Collected data
_ _ _ _ _ _ _
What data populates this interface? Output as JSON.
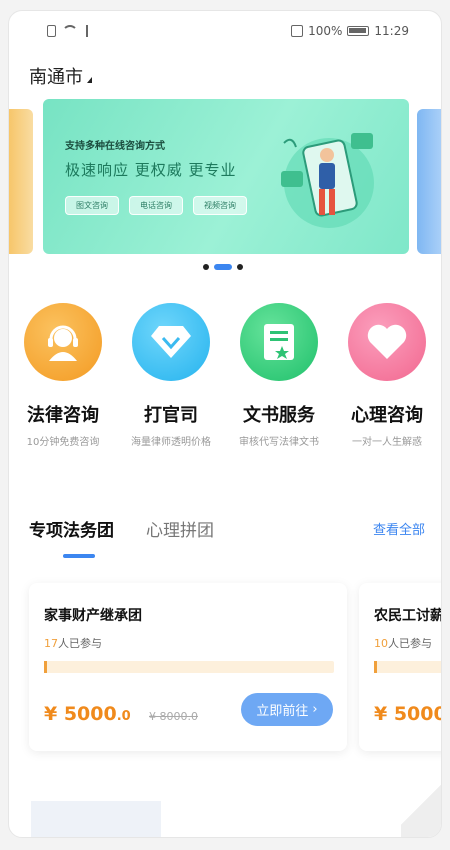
{
  "status_bar": {
    "battery": "100%",
    "time": "11:29"
  },
  "location": {
    "city": "南通市"
  },
  "banner": {
    "headline": "支持多种在线咨询方式",
    "tagline": "极速响应 更权威 更专业",
    "pills": [
      "图文咨询",
      "电话咨询",
      "视频咨询"
    ],
    "colors": {
      "primary": "#77e3c3",
      "accent": "#1d7a5d"
    },
    "carousel_index": 2,
    "carousel_total": 3
  },
  "services": [
    {
      "name": "法律咨询",
      "desc": "10分钟免费咨询",
      "icon": "headset-person-icon",
      "color": "#f7a431"
    },
    {
      "name": "打官司",
      "desc": "海量律师透明价格",
      "icon": "diamond-icon",
      "color": "#35bff2"
    },
    {
      "name": "文书服务",
      "desc": "审核代写法律文书",
      "icon": "document-icon",
      "color": "#2ed17a"
    },
    {
      "name": "心理咨询",
      "desc": "一对一人生解惑",
      "icon": "heart-icon",
      "color": "#f57aa0"
    }
  ],
  "section": {
    "tabs": [
      {
        "label": "专项法务团",
        "active": true
      },
      {
        "label": "心理拼团",
        "active": false
      }
    ],
    "see_all": "查看全部"
  },
  "cards": [
    {
      "title": "家事财产继承团",
      "count": "17",
      "count_suffix": "人已参与",
      "progress": 0.01,
      "price": "¥ 5000",
      "price_decimal": ".0",
      "old_price": "¥ 8000.0",
      "button": "立即前往"
    },
    {
      "title": "农民工讨薪团",
      "count": "10",
      "count_suffix": "人已参与",
      "progress": 0.01,
      "price": "¥ 5000",
      "price_decimal": ".",
      "old_price": "",
      "button": ""
    }
  ]
}
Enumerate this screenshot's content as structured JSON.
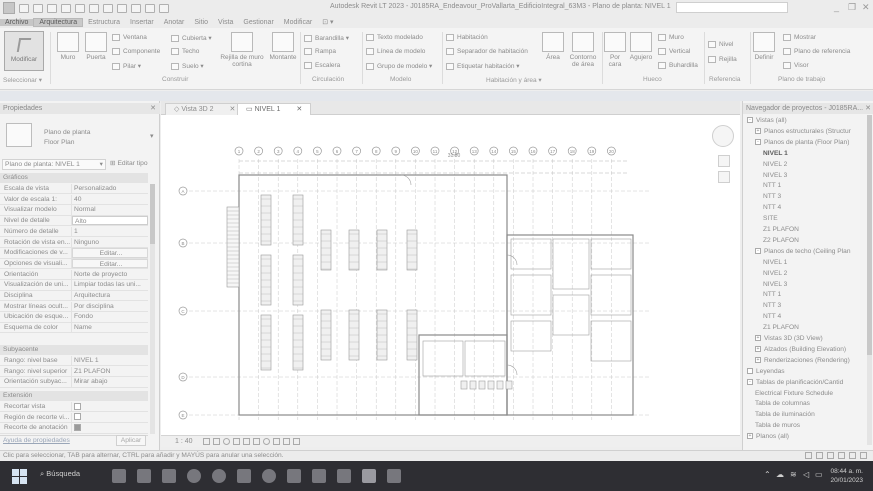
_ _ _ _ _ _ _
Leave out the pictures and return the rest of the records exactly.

* **Result below**:
What data populates this interface? Output as JSON.
{
  "status_bar": {
    "battery": "100%",
    "time": "11:29"
  },
  "location": {
    "city": "南通市"
  },
  "banner": {
    "headline": "支持多种在线咨询方式",
    "tagline": "极速响应 更权威 更专业",
    "pills": [
      "图文咨询",
      "电话咨询",
      "视频咨询"
    ],
    "colors": {
      "primary": "#77e3c3",
      "accent": "#1d7a5d"
    },
    "carousel_index": 2,
    "carousel_total": 3
  },
  "services": [
    {
      "name": "法律咨询",
      "desc": "10分钟免费咨询",
      "icon": "headset-person-icon",
      "color": "#f7a431"
    },
    {
      "name": "打官司",
      "desc": "海量律师透明价格",
      "icon": "diamond-icon",
      "color": "#35bff2"
    },
    {
      "name": "文书服务",
      "desc": "审核代写法律文书",
      "icon": "document-icon",
      "color": "#2ed17a"
    },
    {
      "name": "心理咨询",
      "desc": "一对一人生解惑",
      "icon": "heart-icon",
      "color": "#f57aa0"
    }
  ],
  "section": {
    "tabs": [
      {
        "label": "专项法务团",
        "active": true
      },
      {
        "label": "心理拼团",
        "active": false
      }
    ],
    "see_all": "查看全部"
  },
  "cards": [
    {
      "title": "家事财产继承团",
      "count": "17",
      "count_suffix": "人已参与",
      "progress": 0.01,
      "price": "¥ 5000",
      "price_decimal": ".0",
      "old_price": "¥ 8000.0",
      "button": "立即前往"
    },
    {
      "title": "农民工讨薪团",
      "count": "10",
      "count_suffix": "人已参与",
      "progress": 0.01,
      "price": "¥ 5000",
      "price_decimal": ".",
      "old_price": "",
      "button": ""
    }
  ]
}
Enumerate this screenshot's content as structured JSON.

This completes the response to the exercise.